* _What is required_:
Below are some records. Print all of them exactly as they appear.

* _Material supplied_:
<<<<
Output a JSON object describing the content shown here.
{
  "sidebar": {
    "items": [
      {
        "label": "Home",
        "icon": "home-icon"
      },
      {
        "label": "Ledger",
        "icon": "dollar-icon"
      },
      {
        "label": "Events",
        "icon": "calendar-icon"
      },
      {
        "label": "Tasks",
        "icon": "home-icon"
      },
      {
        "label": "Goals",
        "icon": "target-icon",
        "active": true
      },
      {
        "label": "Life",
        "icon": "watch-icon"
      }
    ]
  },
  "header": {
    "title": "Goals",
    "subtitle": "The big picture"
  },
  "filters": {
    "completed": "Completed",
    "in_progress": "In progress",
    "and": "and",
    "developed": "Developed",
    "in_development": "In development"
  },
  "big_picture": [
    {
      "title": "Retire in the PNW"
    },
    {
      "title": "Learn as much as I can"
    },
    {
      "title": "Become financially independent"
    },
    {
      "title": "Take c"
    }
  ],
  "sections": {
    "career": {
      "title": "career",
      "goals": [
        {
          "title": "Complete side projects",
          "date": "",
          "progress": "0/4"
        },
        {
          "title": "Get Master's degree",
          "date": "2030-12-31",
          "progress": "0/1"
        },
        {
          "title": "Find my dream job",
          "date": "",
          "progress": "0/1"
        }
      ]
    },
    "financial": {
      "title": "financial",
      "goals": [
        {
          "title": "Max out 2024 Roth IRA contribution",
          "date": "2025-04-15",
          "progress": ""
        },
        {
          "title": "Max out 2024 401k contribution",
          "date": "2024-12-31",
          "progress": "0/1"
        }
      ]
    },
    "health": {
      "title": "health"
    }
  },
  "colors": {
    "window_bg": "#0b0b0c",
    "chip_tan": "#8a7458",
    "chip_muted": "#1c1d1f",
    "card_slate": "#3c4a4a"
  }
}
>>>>
* _Result_:
Output a JSON object describing the content shown here.
{
  "sidebar": {
    "items": [
      {
        "label": "Home",
        "icon": "home-icon"
      },
      {
        "label": "Ledger",
        "icon": "dollar-icon"
      },
      {
        "label": "Events",
        "icon": "calendar-icon"
      },
      {
        "label": "Tasks",
        "icon": "home-icon"
      },
      {
        "label": "Goals",
        "icon": "target-icon",
        "active": true
      },
      {
        "label": "Life",
        "icon": "watch-icon"
      }
    ]
  },
  "header": {
    "title": "Goals",
    "subtitle": "The big picture"
  },
  "filters": {
    "completed": "Completed",
    "in_progress": "In progress",
    "and": "and",
    "developed": "Developed",
    "in_development": "In development"
  },
  "big_picture": [
    {
      "title": "Retire in the PNW"
    },
    {
      "title": "Learn as much as I can"
    },
    {
      "title": "Become financially independent"
    },
    {
      "title": "Take c"
    }
  ],
  "sections": {
    "career": {
      "title": "career",
      "goals": [
        {
          "title": "Complete side projects",
          "date": "",
          "progress": "0/4"
        },
        {
          "title": "Get Master's degree",
          "date": "2030-12-31",
          "progress": "0/1"
        },
        {
          "title": "Find my dream job",
          "date": "",
          "progress": "0/1"
        }
      ]
    },
    "financial": {
      "title": "financial",
      "goals": [
        {
          "title": "Max out 2024 Roth IRA contribution",
          "date": "2025-04-15",
          "progress": ""
        },
        {
          "title": "Max out 2024 401k contribution",
          "date": "2024-12-31",
          "progress": "0/1"
        }
      ]
    },
    "health": {
      "title": "health"
    }
  },
  "colors": {
    "window_bg": "#0b0b0c",
    "chip_tan": "#8a7458",
    "chip_muted": "#1c1d1f",
    "card_slate": "#3c4a4a"
  }
}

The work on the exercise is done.